One of the bloggers at my cousin's Tigerhawk proposes that as with poker there should be an ante in war:
"If the country of Freedonia (with apologies to Groucho Marx) is attacked by the neighboring country of Youristan and several of its allies, and Freedonia successfully repels the attack, and pushes back the attackers deep into their own territory, and captures and holds some of the key strategic ground from which the attack was launched, why is it a bad thing that Freedonia maintains control over a small segment of that ground? Shouldn't there be some kind of ante in war, such that the leaders of Youristan know that if their aggression is ultimately unsuccessful, that some physical ground will be lost? It seems to me that an ante acts as somewhat of a reality check on planned aggression -- if the Youristani leaders understand that their payoff matrix is a little more negative, they might be less inclined to attack in the first place."

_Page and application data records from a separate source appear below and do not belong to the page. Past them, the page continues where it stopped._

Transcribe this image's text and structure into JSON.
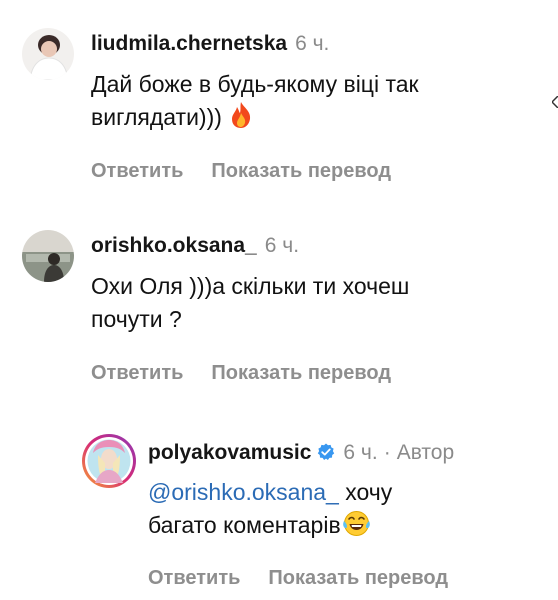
{
  "comments": [
    {
      "username": "liudmila.chernetska",
      "time": "6 ч.",
      "text_lines": [
        "Дай боже в будь-якому віці так",
        "виглядати)))"
      ],
      "emoji": "fire-emoji",
      "reply_label": "Ответить",
      "translate_label": "Показать перевод"
    },
    {
      "username": "orishko.oksana_",
      "time": "6 ч.",
      "text_lines": [
        "Охи Оля )))а скільки ти хочеш",
        "почути ?"
      ],
      "reply_label": "Ответить",
      "translate_label": "Показать перевод"
    },
    {
      "username": "polyakovamusic",
      "verified": true,
      "time": "6 ч.",
      "separator": "·",
      "author_label": "Автор",
      "mention": "@orishko.oksana_",
      "text_line1_rest": " хочу",
      "text_line2": "багато коментарів",
      "emoji": "tears-of-joy-emoji",
      "reply_label": "Ответить",
      "translate_label": "Показать перевод"
    }
  ],
  "colors": {
    "username": "#161616",
    "meta": "#8a8a8a",
    "action": "#8e8e8e",
    "mention": "#2b6bb5",
    "verified": "#3897f0",
    "story_ring": "#d62976"
  }
}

The rest of the post segues into the real world case of Israeli settlement of occupied territory, and rather than follow down that mine-strewn path I got thinking about the original premise, and in particular about the idea of an ante in war. In fact, there is a strong historic precedent for resolution of conflicts to the status quo ante bellum. Our War of 1812 was one such, and it is worth considering that this war commensed with a US Declaration of War followed by a failed invasion of Canada. The British promptly repulsed our bungled incursion and went on to seize Detroit. By the logic of the case made at Tigerhawk regarding Freedonia and Youristan, the British would have been justified in keeping Detroit and other occupied territory as a deterrant against US aggression (yes, I know from our perspective it was all about the British impressing seamen, restricting trade and supporting hostile Indians on our frontier, but there are other ways to spin it).
British negotiators at the Treaty of Ghent did make a strong case for just such an outcome based on the principle of uti possidetis: namely, that each side would keep whatever teritory it had gained. US success on Lake Champlain gave America a stronger hand to negotiate peace based on the status quo ante (with the Battle of New Orleans happening in any case after the fact). The point is that one can always come up with a causus belli that casts aggression as defense or vice versa.
There is no simple formula for deterrance of aggression based on the possible costs of failure. All this kind of ante really amounts to is the certainty that it is better to negotiate from a position of strength than weakness and better to win to lose. And in practice, this is really no different than the threat of massive retaliation by a stronger adversary to deter a weaker. "Peace through strength" has been resoundingly challenged since the end of the Cold War by the reality of asymetrical warefare by non-state actors who have less skin in the game and the potential to achieve disproportionate effects.
The true ante in war is its cost in life and health and capital and frequently territory, but also less tangible things like personal and group identity and self determination.